Records supplied START

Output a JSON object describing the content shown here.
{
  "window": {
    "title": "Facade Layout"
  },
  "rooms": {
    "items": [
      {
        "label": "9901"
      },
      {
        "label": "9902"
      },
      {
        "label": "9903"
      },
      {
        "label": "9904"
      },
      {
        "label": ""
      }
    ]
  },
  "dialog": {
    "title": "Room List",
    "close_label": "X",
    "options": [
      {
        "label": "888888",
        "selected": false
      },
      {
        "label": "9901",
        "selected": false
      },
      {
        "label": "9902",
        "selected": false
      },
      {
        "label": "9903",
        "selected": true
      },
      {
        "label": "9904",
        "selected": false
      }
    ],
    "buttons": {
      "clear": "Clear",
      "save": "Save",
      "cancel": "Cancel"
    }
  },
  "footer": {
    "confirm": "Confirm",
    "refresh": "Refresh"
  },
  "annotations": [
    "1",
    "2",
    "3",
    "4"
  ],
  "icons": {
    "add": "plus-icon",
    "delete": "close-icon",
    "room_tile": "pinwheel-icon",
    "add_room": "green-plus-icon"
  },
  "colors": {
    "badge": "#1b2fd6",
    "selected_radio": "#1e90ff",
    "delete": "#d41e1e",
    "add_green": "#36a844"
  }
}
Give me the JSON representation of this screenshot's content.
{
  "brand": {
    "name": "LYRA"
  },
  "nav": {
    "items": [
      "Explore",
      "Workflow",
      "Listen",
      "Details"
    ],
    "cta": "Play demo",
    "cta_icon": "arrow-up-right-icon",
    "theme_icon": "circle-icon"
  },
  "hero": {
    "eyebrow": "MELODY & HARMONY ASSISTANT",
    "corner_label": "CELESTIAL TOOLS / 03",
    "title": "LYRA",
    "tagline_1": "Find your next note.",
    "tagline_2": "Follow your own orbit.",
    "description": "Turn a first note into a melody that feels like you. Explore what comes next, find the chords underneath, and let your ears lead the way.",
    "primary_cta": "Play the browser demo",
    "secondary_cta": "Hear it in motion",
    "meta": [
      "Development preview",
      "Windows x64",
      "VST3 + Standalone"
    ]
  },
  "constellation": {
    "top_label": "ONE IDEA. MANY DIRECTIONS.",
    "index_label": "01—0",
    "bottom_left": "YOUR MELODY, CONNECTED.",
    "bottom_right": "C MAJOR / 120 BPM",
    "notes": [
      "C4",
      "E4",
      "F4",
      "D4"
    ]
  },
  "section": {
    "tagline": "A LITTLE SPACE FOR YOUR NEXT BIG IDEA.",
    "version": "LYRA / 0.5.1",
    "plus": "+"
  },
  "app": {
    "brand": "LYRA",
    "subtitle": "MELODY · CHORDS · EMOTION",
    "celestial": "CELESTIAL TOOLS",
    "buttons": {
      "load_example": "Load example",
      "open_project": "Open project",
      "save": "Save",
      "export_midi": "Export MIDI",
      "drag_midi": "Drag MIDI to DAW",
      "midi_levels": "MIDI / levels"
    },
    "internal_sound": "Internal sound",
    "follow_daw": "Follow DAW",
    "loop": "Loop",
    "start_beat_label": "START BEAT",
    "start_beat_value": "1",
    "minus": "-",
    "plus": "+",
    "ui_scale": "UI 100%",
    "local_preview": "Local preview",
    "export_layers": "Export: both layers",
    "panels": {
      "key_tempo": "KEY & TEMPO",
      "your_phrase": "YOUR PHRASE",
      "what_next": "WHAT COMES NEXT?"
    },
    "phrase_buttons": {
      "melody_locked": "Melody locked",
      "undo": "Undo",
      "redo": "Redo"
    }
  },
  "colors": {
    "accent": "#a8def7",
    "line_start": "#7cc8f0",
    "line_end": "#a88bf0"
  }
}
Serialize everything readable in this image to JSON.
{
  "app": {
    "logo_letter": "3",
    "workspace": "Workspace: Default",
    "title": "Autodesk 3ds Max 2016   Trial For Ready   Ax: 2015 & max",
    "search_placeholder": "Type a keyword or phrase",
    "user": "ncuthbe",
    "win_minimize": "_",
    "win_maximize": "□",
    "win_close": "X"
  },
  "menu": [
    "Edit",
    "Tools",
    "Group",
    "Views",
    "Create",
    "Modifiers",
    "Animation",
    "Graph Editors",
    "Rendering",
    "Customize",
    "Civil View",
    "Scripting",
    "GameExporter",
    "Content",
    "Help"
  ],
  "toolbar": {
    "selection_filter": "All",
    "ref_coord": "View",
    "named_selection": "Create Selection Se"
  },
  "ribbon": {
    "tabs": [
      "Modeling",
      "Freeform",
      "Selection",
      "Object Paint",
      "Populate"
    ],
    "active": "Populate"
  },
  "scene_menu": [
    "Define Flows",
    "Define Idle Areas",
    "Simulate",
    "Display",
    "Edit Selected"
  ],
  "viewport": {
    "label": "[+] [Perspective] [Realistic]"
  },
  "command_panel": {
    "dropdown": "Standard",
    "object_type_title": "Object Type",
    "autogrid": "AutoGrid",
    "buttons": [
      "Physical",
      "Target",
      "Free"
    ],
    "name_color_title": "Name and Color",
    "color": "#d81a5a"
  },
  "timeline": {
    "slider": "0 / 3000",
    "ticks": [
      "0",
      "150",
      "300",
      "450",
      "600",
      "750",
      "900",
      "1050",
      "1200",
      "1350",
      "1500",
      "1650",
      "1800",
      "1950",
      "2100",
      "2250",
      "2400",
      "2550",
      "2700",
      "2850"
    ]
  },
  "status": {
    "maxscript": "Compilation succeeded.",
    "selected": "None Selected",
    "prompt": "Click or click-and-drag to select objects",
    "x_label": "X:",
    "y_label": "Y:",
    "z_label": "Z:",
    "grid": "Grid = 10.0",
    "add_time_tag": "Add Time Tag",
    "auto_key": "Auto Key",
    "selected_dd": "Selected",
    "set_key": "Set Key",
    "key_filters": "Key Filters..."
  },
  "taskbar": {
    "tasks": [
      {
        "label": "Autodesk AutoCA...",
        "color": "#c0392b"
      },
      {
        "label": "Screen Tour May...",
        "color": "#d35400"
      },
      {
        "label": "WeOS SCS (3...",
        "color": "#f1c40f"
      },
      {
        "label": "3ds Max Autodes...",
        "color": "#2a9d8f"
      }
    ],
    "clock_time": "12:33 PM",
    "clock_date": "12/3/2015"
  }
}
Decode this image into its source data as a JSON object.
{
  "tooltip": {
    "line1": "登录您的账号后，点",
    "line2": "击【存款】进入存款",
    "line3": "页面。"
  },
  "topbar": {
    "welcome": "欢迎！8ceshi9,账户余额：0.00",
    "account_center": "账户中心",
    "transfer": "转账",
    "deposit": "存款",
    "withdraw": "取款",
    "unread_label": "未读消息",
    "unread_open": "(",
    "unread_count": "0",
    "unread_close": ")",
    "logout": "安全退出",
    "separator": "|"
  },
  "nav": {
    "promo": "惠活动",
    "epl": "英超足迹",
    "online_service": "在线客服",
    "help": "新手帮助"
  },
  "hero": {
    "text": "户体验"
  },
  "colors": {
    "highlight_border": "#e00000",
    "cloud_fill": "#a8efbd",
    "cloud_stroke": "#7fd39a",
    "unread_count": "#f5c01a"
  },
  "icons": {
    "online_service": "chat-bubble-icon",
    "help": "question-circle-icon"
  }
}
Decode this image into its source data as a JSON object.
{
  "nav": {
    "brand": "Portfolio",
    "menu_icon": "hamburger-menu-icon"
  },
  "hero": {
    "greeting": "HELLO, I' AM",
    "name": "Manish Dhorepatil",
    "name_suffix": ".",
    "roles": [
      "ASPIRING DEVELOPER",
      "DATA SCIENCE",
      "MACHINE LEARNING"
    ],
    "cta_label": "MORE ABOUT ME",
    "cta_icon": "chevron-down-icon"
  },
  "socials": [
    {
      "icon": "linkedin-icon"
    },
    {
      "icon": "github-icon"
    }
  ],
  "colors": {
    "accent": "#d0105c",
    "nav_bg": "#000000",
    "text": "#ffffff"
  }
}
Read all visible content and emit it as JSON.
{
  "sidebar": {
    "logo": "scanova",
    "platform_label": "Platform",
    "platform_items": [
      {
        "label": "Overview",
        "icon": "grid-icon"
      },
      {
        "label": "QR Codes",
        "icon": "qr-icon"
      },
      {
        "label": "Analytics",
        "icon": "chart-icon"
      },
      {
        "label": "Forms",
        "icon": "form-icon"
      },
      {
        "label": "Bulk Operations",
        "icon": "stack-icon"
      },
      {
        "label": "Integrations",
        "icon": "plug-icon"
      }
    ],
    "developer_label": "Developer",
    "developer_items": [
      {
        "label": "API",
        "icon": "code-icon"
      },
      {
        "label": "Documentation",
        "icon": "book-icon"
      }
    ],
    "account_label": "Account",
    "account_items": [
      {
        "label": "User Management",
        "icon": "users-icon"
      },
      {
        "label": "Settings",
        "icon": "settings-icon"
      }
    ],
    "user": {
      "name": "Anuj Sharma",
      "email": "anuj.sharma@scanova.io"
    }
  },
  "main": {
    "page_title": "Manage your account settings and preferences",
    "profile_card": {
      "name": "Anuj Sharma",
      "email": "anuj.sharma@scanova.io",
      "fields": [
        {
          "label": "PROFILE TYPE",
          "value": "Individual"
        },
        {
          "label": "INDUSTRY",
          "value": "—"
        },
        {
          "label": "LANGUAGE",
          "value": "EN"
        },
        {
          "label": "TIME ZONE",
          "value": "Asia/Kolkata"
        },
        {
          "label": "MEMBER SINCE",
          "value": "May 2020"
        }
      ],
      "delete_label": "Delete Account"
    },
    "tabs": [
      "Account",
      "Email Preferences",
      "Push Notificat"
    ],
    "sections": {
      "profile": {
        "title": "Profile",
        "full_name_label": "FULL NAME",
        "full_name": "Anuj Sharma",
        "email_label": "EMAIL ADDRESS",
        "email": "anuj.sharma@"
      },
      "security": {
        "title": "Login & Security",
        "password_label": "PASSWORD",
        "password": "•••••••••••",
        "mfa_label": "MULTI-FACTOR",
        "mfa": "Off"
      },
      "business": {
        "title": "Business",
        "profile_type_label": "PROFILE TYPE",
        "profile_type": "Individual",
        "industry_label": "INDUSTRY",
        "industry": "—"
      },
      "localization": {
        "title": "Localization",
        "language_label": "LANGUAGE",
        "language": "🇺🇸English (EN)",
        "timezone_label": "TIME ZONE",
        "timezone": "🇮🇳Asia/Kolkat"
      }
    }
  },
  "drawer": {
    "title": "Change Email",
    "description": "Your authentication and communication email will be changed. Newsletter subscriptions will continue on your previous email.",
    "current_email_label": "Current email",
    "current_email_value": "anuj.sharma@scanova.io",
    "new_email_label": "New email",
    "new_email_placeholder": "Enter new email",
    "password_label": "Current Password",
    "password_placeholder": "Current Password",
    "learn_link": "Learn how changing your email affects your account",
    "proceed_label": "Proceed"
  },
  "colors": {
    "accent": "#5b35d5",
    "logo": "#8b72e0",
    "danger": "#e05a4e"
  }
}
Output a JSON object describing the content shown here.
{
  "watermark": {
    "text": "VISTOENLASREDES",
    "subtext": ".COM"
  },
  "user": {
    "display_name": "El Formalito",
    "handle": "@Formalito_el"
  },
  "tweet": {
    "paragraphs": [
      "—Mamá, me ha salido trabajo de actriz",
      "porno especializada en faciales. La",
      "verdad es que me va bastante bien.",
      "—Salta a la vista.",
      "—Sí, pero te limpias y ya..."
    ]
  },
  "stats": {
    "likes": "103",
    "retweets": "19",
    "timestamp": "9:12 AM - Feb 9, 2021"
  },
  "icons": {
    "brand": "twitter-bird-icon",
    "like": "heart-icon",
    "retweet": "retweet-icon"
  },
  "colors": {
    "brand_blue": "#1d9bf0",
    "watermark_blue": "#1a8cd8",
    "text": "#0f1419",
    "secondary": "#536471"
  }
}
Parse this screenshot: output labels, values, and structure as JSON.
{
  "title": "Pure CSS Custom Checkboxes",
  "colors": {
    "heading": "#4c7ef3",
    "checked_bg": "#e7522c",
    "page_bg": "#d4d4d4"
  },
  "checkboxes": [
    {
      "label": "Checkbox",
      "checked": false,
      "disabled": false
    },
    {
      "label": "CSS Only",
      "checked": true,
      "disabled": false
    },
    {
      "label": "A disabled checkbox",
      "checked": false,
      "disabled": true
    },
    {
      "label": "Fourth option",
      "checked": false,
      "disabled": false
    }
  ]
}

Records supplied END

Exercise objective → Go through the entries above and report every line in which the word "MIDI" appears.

Result of the task →
      "export_midi": "Export MIDI",
      "drag_midi": "Drag MIDI to DAW",
      "midi_levels": "MIDI / levels"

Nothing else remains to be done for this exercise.